Charlie Johnson in the Flames

(Critical Survey of Contemporary Fiction)

Michael Ignatieff’s Charlie Johnson in the Flames is a novel about the twentieth century’s cynical familiarity with horror and violence, and about the ability most people have to dismiss war and terror so long as the remote reality of such evils does not impinge upon their day-to-day lives. It is also about the dangers of obsession, and the all-consuming nature of revenge.

The novel begins with the titular character literally burning his arms in a futile attempt to save a woman’s life. Broadcast journalist Charlie Johnson has covered many wars, revolutions, and atrocities with his Polish comrade and cameraman, Jacek. Traveling the globe together, the two have always managed to somehow report from the brutal front lines of civil wars and genocidal conflicts, yet still maintain their professional detachment and objectivity. It all ends, however, when the two see a military patrol demolishing and burning down an unnamed Balkan village, killing any villagers in their way.
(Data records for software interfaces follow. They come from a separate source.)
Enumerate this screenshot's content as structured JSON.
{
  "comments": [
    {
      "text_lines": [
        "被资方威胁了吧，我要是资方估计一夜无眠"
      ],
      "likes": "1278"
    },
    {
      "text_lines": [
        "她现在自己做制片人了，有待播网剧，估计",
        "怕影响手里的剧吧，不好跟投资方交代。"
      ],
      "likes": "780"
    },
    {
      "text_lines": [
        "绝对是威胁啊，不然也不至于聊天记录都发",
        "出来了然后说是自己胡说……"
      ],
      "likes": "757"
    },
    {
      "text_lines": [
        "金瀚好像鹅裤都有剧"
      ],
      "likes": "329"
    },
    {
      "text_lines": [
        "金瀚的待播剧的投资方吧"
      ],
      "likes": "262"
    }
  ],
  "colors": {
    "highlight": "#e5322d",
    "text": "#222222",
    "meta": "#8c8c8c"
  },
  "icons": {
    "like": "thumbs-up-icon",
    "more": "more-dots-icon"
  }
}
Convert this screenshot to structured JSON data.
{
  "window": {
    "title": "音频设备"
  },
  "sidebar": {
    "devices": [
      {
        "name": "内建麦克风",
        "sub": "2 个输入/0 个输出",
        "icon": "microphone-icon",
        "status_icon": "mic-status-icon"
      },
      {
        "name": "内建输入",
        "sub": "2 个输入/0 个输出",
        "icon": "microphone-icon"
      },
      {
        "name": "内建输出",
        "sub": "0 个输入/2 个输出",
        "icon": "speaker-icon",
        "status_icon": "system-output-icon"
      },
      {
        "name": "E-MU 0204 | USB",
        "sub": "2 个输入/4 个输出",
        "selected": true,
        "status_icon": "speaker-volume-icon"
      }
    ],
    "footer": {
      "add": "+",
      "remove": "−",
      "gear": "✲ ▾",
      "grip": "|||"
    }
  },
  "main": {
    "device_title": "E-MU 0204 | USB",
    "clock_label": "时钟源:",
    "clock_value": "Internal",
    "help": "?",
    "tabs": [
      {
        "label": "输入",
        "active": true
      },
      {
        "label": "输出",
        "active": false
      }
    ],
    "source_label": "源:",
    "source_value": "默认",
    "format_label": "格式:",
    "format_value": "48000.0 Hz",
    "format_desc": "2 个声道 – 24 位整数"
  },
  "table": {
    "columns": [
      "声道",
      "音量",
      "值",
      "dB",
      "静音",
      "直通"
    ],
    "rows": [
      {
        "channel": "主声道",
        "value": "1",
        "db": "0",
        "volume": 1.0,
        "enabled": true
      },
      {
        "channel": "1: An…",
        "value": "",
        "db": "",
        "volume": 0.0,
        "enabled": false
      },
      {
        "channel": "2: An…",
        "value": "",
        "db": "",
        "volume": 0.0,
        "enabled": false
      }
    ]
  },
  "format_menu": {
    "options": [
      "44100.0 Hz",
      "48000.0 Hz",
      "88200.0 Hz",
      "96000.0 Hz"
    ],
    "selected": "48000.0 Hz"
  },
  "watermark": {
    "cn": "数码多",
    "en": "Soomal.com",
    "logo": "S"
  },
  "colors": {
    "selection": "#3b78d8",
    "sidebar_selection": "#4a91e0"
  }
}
Before Charlie’s eyes, a woman begging for mercy is doused in gasoline and set on fire. Although Charlie and Jacek work to save her, they fail, and she dies.

Charlie finds that he is no longer able to shrug off the evils of the world. Although he has a wife, Elizabeth, and a daughter, Anna, waiting for him at home, he cannot initially return to take comfort with them. And when finally he does visit his family, he realizes he cannot stay until he has exorcised the demon of guilt that has worked in him since witnessing the death of the woman whose name he never learns. Charlie is also loved and supported by his supervisor, Etta, and by Jacek, but even they cannot deter him from his new quest to find the anonymous colonel who murdered the woman, no matter the cost.